Yield is often the top priority in farming. The truth, though, is that the highest yields will not necessarily result in the highest ROI. And this is especially the case for organic production. We know good execution results in the best yields, but the best way to maximize your crop profitability is to know your […]
6 Ways to Protect Organic Profits in Uncertain Times
Economic uncertainty hits all sectors of the agriculture industry, including organics. The good news? It’s possible to safeguard your organic profits. For a start, it’s even more important for organic farmers to focus on executing their operations really well. The better the execution, the better you can weather the market conditions and remain profitable. Here […]
5 Steps for Financing the Transition to Organics
Profits. They’re one of the primary reasons farmers decide to move into organic production. Financing the transition to organics, though, can be one of your biggest hurdles. That’s why the support of a banker or ag lender can be a lifeline for farmers looking to get into organics. The right backing helps you build an […]
4 Keys to a Strong Organic Fertilizer Strategy
Questions about an organic fertilizer strategy are common in organic farming. How do I provide enough nutrients? In particular, nitrogen. How do I manage my crop and soil without using synthetic fertilizers? Fertilizer can come from a variety of organic sources, including animal waste, decomposing plants, and nitrogen-fixing crops like soybeans and clover. So it’s […]
Consider Organic Farming? Yes.
With so much economic uncertainty caused by the COVID-19 pandemic, you may be wondering: Is now the right time to transition into organic crop production? Is this the right time to increase the number of organic acres you’re already farming? My answer, yes. Current market conditions, falling commodity prices for conventional crops and somewhat lower […]
80 Million Millennials Can’t Be Wrong: Farmer Panel
80 million millennials are a part of the driving force behind the rapid growth of organic food demand. So why aren’t more farmers transitioning into a system that sees premiums of 2x over conventional and profitable margins? In a panel that took place at FBN’s Farmer2Farmer V event, AgriSecure co-founder and organic farmer Bryce Irlbeck […]
The Impact of COVID-19 on Organics Marketing
With COVID-19 causing conventional corn and soybean prices to fall, organic farmers may be wondering how the pandemic is going to affect their marketing plans. Currently, organic corn prices are down because of strong production in 2019 and higher imports. Prices for organic soybeans, on the other hand, have risen due to a decrease in […]
5 Keys to Marketing Organics and Reaping Profits

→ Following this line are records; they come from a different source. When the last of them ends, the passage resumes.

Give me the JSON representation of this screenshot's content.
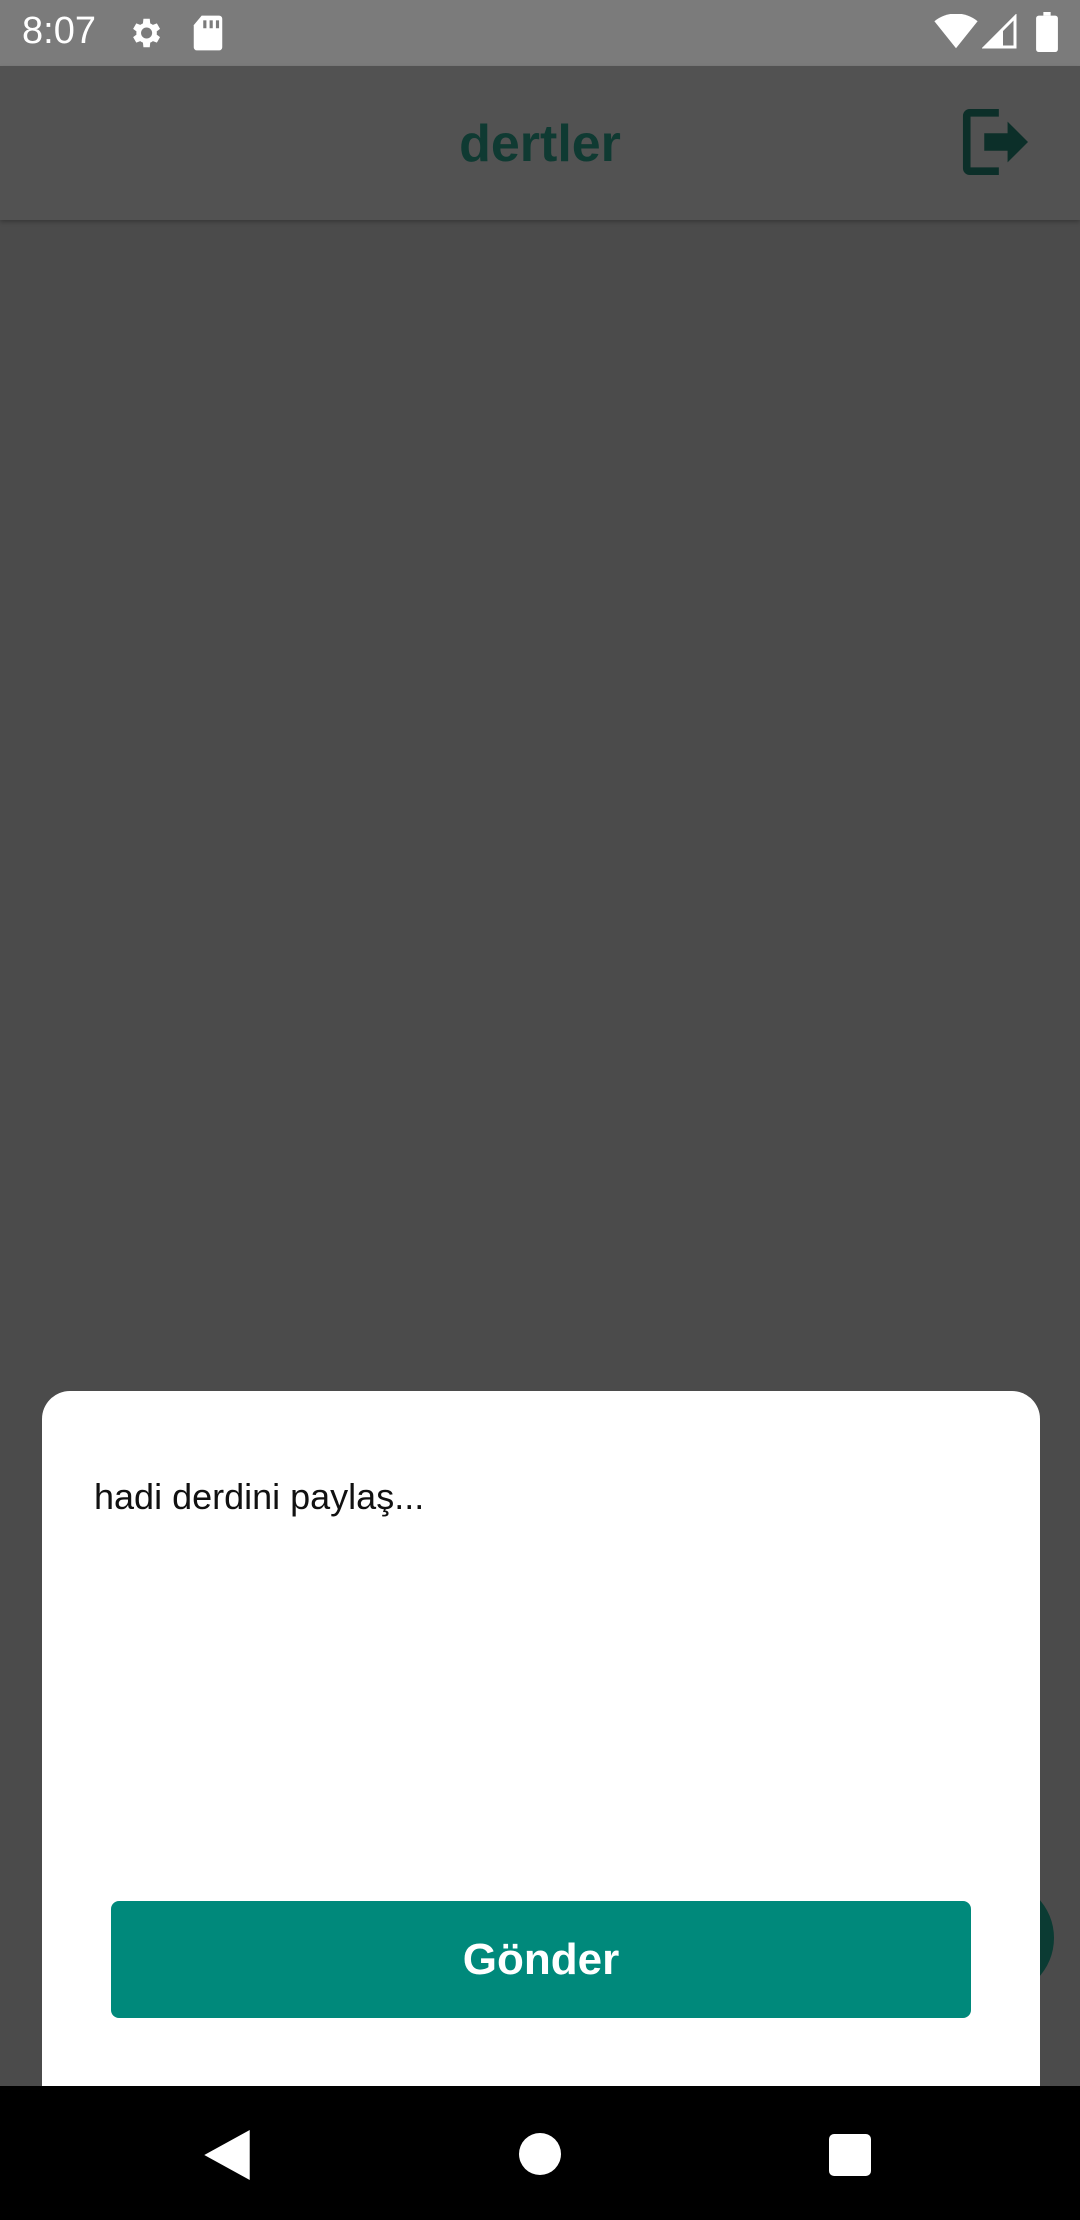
{
  "status_bar": {
    "time": "8:07",
    "icons": [
      "gear-icon",
      "sd-card-icon",
      "wifi-icon",
      "signal-icon",
      "battery-icon"
    ]
  },
  "app_bar": {
    "title": "dertler",
    "action_icon": "logout-icon",
    "title_color": "#0f3a32"
  },
  "sheet": {
    "input_placeholder": "hadi derdini paylaş...",
    "send_label": "Gönder",
    "accent_color": "#00897b"
  },
  "nav_bar": {
    "icons": [
      "back-icon",
      "home-icon",
      "recents-icon"
    ]
  }
}
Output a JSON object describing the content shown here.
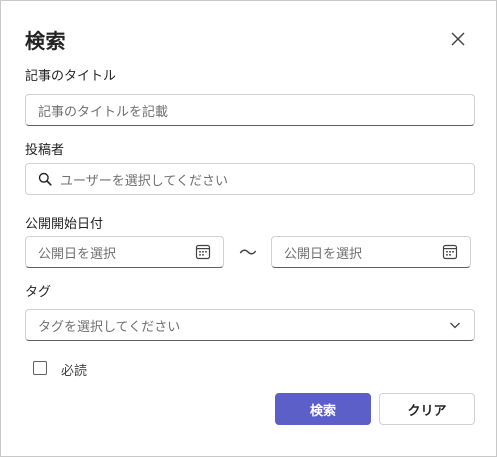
{
  "dialog": {
    "title": "検索",
    "close_icon": "close-icon"
  },
  "article_title": {
    "label": "記事のタイトル",
    "placeholder": "記事のタイトルを記載"
  },
  "author": {
    "label": "投稿者",
    "placeholder": "ユーザーを選択してください",
    "icon": "search-icon"
  },
  "publish_date": {
    "label": "公開開始日付",
    "start_placeholder": "公開日を選択",
    "separator": "～",
    "end_placeholder": "公開日を選択",
    "icon": "calendar-icon"
  },
  "tags": {
    "label": "タグ",
    "placeholder": "タグを選択してください",
    "icon": "chevron-down-icon"
  },
  "required_reading": {
    "label": "必読",
    "checked": false
  },
  "buttons": {
    "search": "検索",
    "clear": "クリア"
  },
  "colors": {
    "primary": "#5b5fc7",
    "border": "#d1d1d1",
    "text": "#242424"
  }
}
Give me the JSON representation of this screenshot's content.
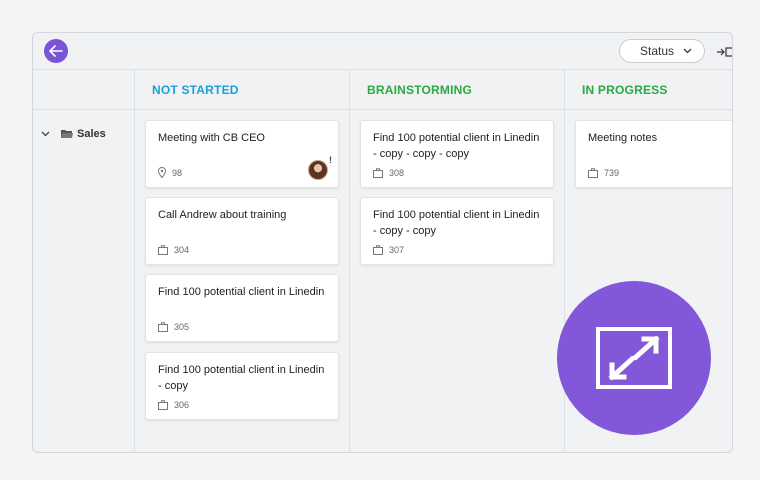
{
  "toolbar": {
    "status_select": "Status",
    "colors": {
      "accent": "#7b53d6"
    }
  },
  "groups": [
    {
      "label": "Sales",
      "icon": "folder-icon",
      "expanded": true
    }
  ],
  "columns": [
    {
      "title": "NOT STARTED",
      "color": "#1d9fd6",
      "cards": [
        {
          "title": "Meeting with CB CEO",
          "id": "98",
          "meta_icon": "location-pin-icon",
          "has_avatar": true,
          "badge": "!"
        },
        {
          "title": "Call Andrew about training",
          "id": "304",
          "meta_icon": "briefcase-icon"
        },
        {
          "title": "Find 100 potential client in Linedin",
          "id": "305",
          "meta_icon": "briefcase-icon"
        },
        {
          "title": "Find 100 potential client in Linedin - copy",
          "id": "306",
          "meta_icon": "briefcase-icon"
        }
      ]
    },
    {
      "title": "BRAINSTORMING",
      "color": "#2aa843",
      "cards": [
        {
          "title": "Find 100 potential client in Linedin - copy - copy - copy",
          "id": "308",
          "meta_icon": "briefcase-icon"
        },
        {
          "title": "Find 100 potential client in Linedin - copy - copy",
          "id": "307",
          "meta_icon": "briefcase-icon"
        }
      ]
    },
    {
      "title": "IN PROGRESS",
      "color": "#2aa843",
      "cards": [
        {
          "title": "Meeting notes",
          "id": "739",
          "meta_icon": "briefcase-icon"
        }
      ]
    }
  ],
  "overlay": {
    "icon": "fullscreen-icon",
    "color": "#8257d9"
  }
}
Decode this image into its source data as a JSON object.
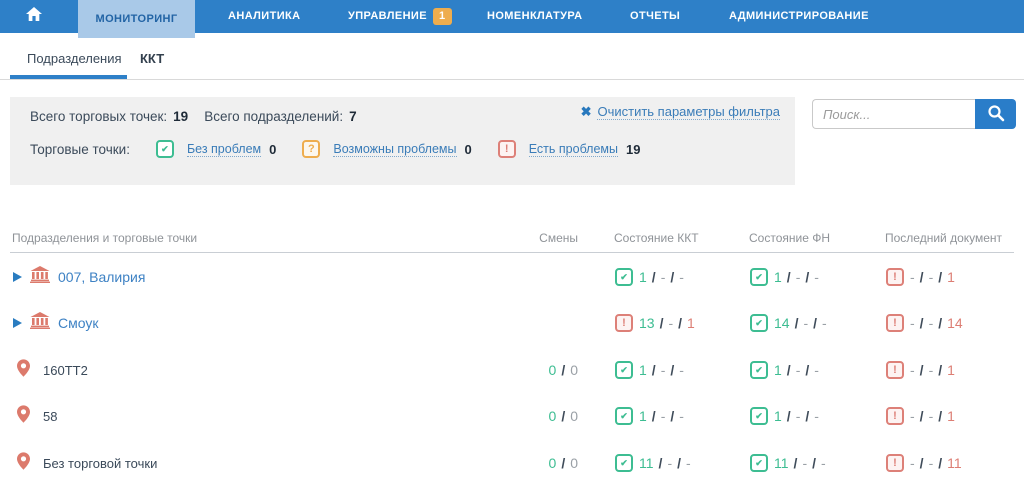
{
  "colors": {
    "accent_blue": "#2e80c8",
    "green": "#3dbd92",
    "orange": "#eead4e",
    "coral": "#dd7e74"
  },
  "navbar": {
    "items": [
      {
        "label": "МОНИТОРИНГ",
        "active": true
      },
      {
        "label": "АНАЛИТИКА"
      },
      {
        "label": "УПРАВЛЕНИЕ",
        "badge": "1"
      },
      {
        "label": "НОМЕНКЛАТУРА"
      },
      {
        "label": "ОТЧЕТЫ"
      },
      {
        "label": "АДМИНИСТРИРОВАНИЕ"
      }
    ]
  },
  "tabs": [
    {
      "label": "Подразделения",
      "active": true
    },
    {
      "label": "ККТ",
      "active": false
    }
  ],
  "filter": {
    "totals": {
      "label1": "Всего торговых точек:",
      "value1": "19",
      "label2": "Всего подразделений:",
      "value2": "7"
    },
    "points_label": "Торговые точки:",
    "statuses": [
      {
        "icon": "check",
        "label": "Без проблем",
        "value": "0"
      },
      {
        "icon": "question",
        "label": "Возможны проблемы",
        "value": "0"
      },
      {
        "icon": "excl",
        "label": "Есть проблемы",
        "value": "19"
      }
    ],
    "clear_label": "Очистить параметры фильтра"
  },
  "search": {
    "placeholder": "Поиск..."
  },
  "table": {
    "headers": {
      "name": "Подразделения и торговые точки",
      "shifts": "Смены",
      "kkt": "Состояние ККТ",
      "fn": "Состояние ФН",
      "doc": "Последний документ"
    },
    "rows": [
      {
        "type": "division",
        "name": "007, Валирия",
        "kkt": {
          "icon": "check",
          "tokens": [
            {
              "t": "1",
              "c": "green"
            },
            {
              "t": "/",
              "c": "slash"
            },
            {
              "t": "-",
              "c": "dash"
            },
            {
              "t": "/",
              "c": "slash"
            },
            {
              "t": "-",
              "c": "dash"
            }
          ]
        },
        "fn": {
          "icon": "check",
          "tokens": [
            {
              "t": "1",
              "c": "green"
            },
            {
              "t": "/",
              "c": "slash"
            },
            {
              "t": "-",
              "c": "dash"
            },
            {
              "t": "/",
              "c": "slash"
            },
            {
              "t": "-",
              "c": "dash"
            }
          ]
        },
        "doc": {
          "icon": "excl",
          "tokens": [
            {
              "t": "-",
              "c": "dash"
            },
            {
              "t": "/",
              "c": "slash"
            },
            {
              "t": "-",
              "c": "dash"
            },
            {
              "t": "/",
              "c": "slash"
            },
            {
              "t": "1",
              "c": "red"
            }
          ]
        }
      },
      {
        "type": "division",
        "name": "Смоук",
        "kkt": {
          "icon": "excl",
          "tokens": [
            {
              "t": "13",
              "c": "green"
            },
            {
              "t": "/",
              "c": "slash"
            },
            {
              "t": "-",
              "c": "dash"
            },
            {
              "t": "/",
              "c": "slash"
            },
            {
              "t": "1",
              "c": "red"
            }
          ]
        },
        "fn": {
          "icon": "check",
          "tokens": [
            {
              "t": "14",
              "c": "green"
            },
            {
              "t": "/",
              "c": "slash"
            },
            {
              "t": "-",
              "c": "dash"
            },
            {
              "t": "/",
              "c": "slash"
            },
            {
              "t": "-",
              "c": "dash"
            }
          ]
        },
        "doc": {
          "icon": "excl",
          "tokens": [
            {
              "t": "-",
              "c": "dash"
            },
            {
              "t": "/",
              "c": "slash"
            },
            {
              "t": "-",
              "c": "dash"
            },
            {
              "t": "/",
              "c": "slash"
            },
            {
              "t": "14",
              "c": "red"
            }
          ]
        }
      },
      {
        "type": "point",
        "name": "160ТТ2",
        "shifts": {
          "tokens": [
            {
              "t": "0",
              "c": "green"
            },
            {
              "t": "/",
              "c": "slash"
            },
            {
              "t": "0",
              "c": "gray"
            }
          ]
        },
        "kkt": {
          "icon": "check",
          "tokens": [
            {
              "t": "1",
              "c": "green"
            },
            {
              "t": "/",
              "c": "slash"
            },
            {
              "t": "-",
              "c": "dash"
            },
            {
              "t": "/",
              "c": "slash"
            },
            {
              "t": "-",
              "c": "dash"
            }
          ]
        },
        "fn": {
          "icon": "check",
          "tokens": [
            {
              "t": "1",
              "c": "green"
            },
            {
              "t": "/",
              "c": "slash"
            },
            {
              "t": "-",
              "c": "dash"
            },
            {
              "t": "/",
              "c": "slash"
            },
            {
              "t": "-",
              "c": "dash"
            }
          ]
        },
        "doc": {
          "icon": "excl",
          "tokens": [
            {
              "t": "-",
              "c": "dash"
            },
            {
              "t": "/",
              "c": "slash"
            },
            {
              "t": "-",
              "c": "dash"
            },
            {
              "t": "/",
              "c": "slash"
            },
            {
              "t": "1",
              "c": "red"
            }
          ]
        }
      },
      {
        "type": "point",
        "name": "58",
        "shifts": {
          "tokens": [
            {
              "t": "0",
              "c": "green"
            },
            {
              "t": "/",
              "c": "slash"
            },
            {
              "t": "0",
              "c": "gray"
            }
          ]
        },
        "kkt": {
          "icon": "check",
          "tokens": [
            {
              "t": "1",
              "c": "green"
            },
            {
              "t": "/",
              "c": "slash"
            },
            {
              "t": "-",
              "c": "dash"
            },
            {
              "t": "/",
              "c": "slash"
            },
            {
              "t": "-",
              "c": "dash"
            }
          ]
        },
        "fn": {
          "icon": "check",
          "tokens": [
            {
              "t": "1",
              "c": "green"
            },
            {
              "t": "/",
              "c": "slash"
            },
            {
              "t": "-",
              "c": "dash"
            },
            {
              "t": "/",
              "c": "slash"
            },
            {
              "t": "-",
              "c": "dash"
            }
          ]
        },
        "doc": {
          "icon": "excl",
          "tokens": [
            {
              "t": "-",
              "c": "dash"
            },
            {
              "t": "/",
              "c": "slash"
            },
            {
              "t": "-",
              "c": "dash"
            },
            {
              "t": "/",
              "c": "slash"
            },
            {
              "t": "1",
              "c": "red"
            }
          ]
        }
      },
      {
        "type": "point",
        "name": "Без торговой точки",
        "shifts": {
          "tokens": [
            {
              "t": "0",
              "c": "green"
            },
            {
              "t": "/",
              "c": "slash"
            },
            {
              "t": "0",
              "c": "gray"
            }
          ]
        },
        "kkt": {
          "icon": "check",
          "tokens": [
            {
              "t": "11",
              "c": "green"
            },
            {
              "t": "/",
              "c": "slash"
            },
            {
              "t": "-",
              "c": "dash"
            },
            {
              "t": "/",
              "c": "slash"
            },
            {
              "t": "-",
              "c": "dash"
            }
          ]
        },
        "fn": {
          "icon": "check",
          "tokens": [
            {
              "t": "11",
              "c": "green"
            },
            {
              "t": "/",
              "c": "slash"
            },
            {
              "t": "-",
              "c": "dash"
            },
            {
              "t": "/",
              "c": "slash"
            },
            {
              "t": "-",
              "c": "dash"
            }
          ]
        },
        "doc": {
          "icon": "excl",
          "tokens": [
            {
              "t": "-",
              "c": "dash"
            },
            {
              "t": "/",
              "c": "slash"
            },
            {
              "t": "-",
              "c": "dash"
            },
            {
              "t": "/",
              "c": "slash"
            },
            {
              "t": "11",
              "c": "red"
            }
          ]
        }
      }
    ]
  }
}
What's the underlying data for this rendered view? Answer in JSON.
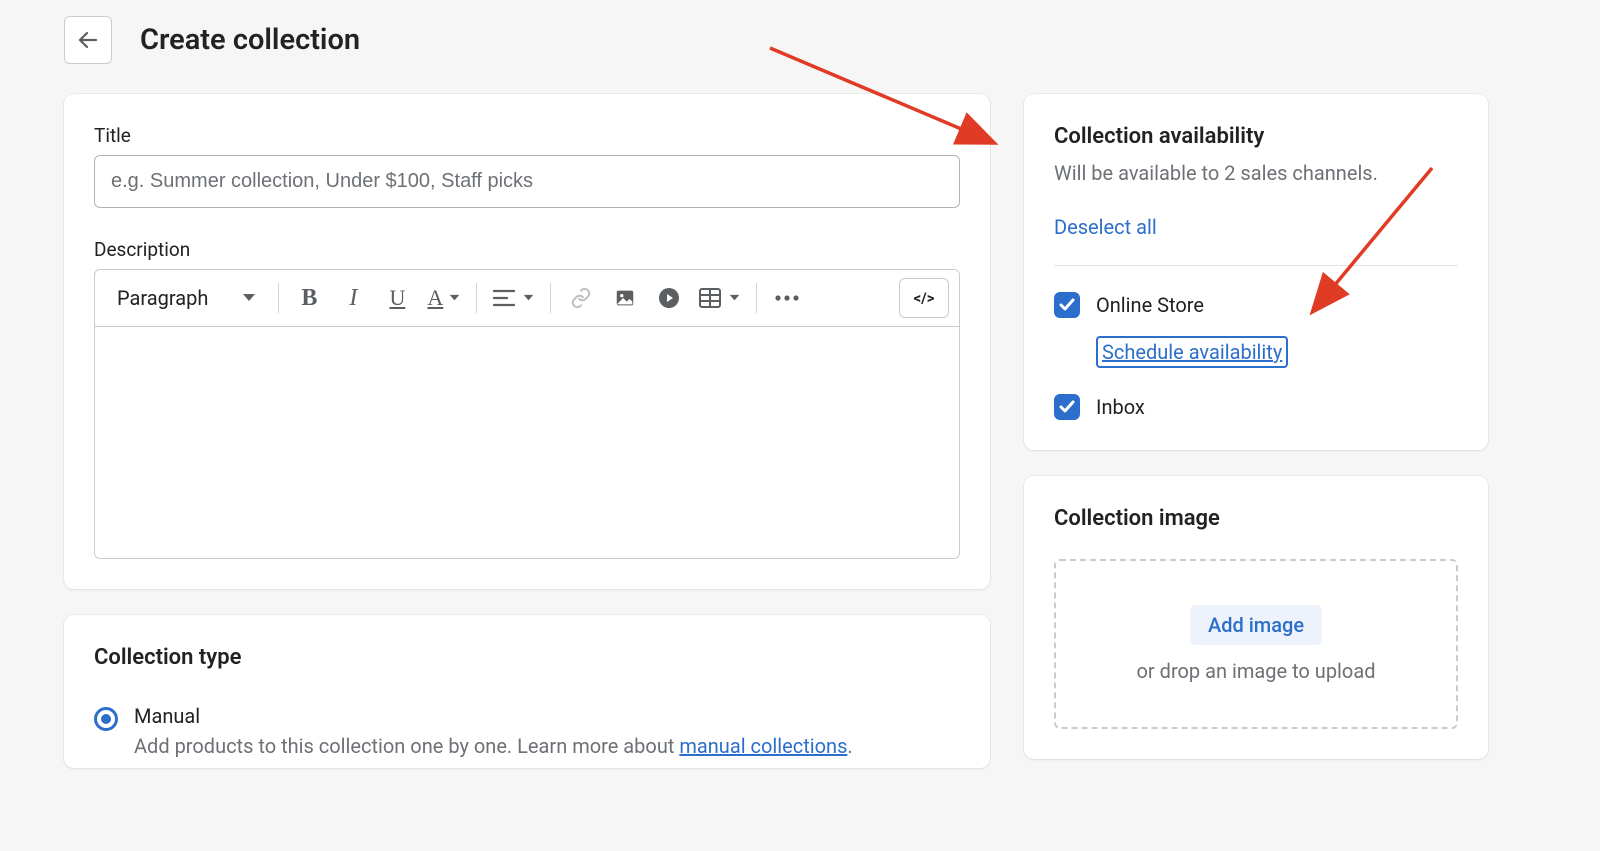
{
  "header": {
    "title": "Create collection"
  },
  "main": {
    "title_field": {
      "label": "Title",
      "placeholder": "e.g. Summer collection, Under $100, Staff picks"
    },
    "description_field": {
      "label": "Description",
      "format_label": "Paragraph",
      "source_label": "</>"
    },
    "collection_type": {
      "heading": "Collection type",
      "options": [
        {
          "label": "Manual",
          "help_prefix": "Add products to this collection one by one. Learn more about ",
          "help_link": "manual collections",
          "help_suffix": ".",
          "selected": true
        }
      ]
    }
  },
  "sidebar": {
    "availability": {
      "heading": "Collection availability",
      "sub": "Will be available to 2 sales channels.",
      "deselect_label": "Deselect all",
      "channels": [
        {
          "label": "Online Store",
          "checked": true,
          "schedule_label": "Schedule availability"
        },
        {
          "label": "Inbox",
          "checked": true
        }
      ]
    },
    "image": {
      "heading": "Collection image",
      "add_label": "Add image",
      "drop_help": "or drop an image to upload"
    }
  }
}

The biggest benefit of marketing organic crops are the price premiums. Over the last decade we’ve seen premiums almost double conventional crops, with organic corn averaging over $9.50 a bushel and soybeans more than $20 per bushel. While we can’t predict what prices will do in the future, there’s continued underlying growth in the demand […]
Organic Production? Get this Free Playbook.
Becoming an organic farmer is not a simple task. It requires a 36-month period, known as the transition process, where fields are treated as they would be under organic certification, but without being able to reap the organic premiums. Transitioning can set your organic operation up for success or struggles, which is why AgriSecure has […]
Get in the know
Our newsletter, it’s a quick read. You’ll get industry news plus all the latest organic insights. Who doesn’t want that?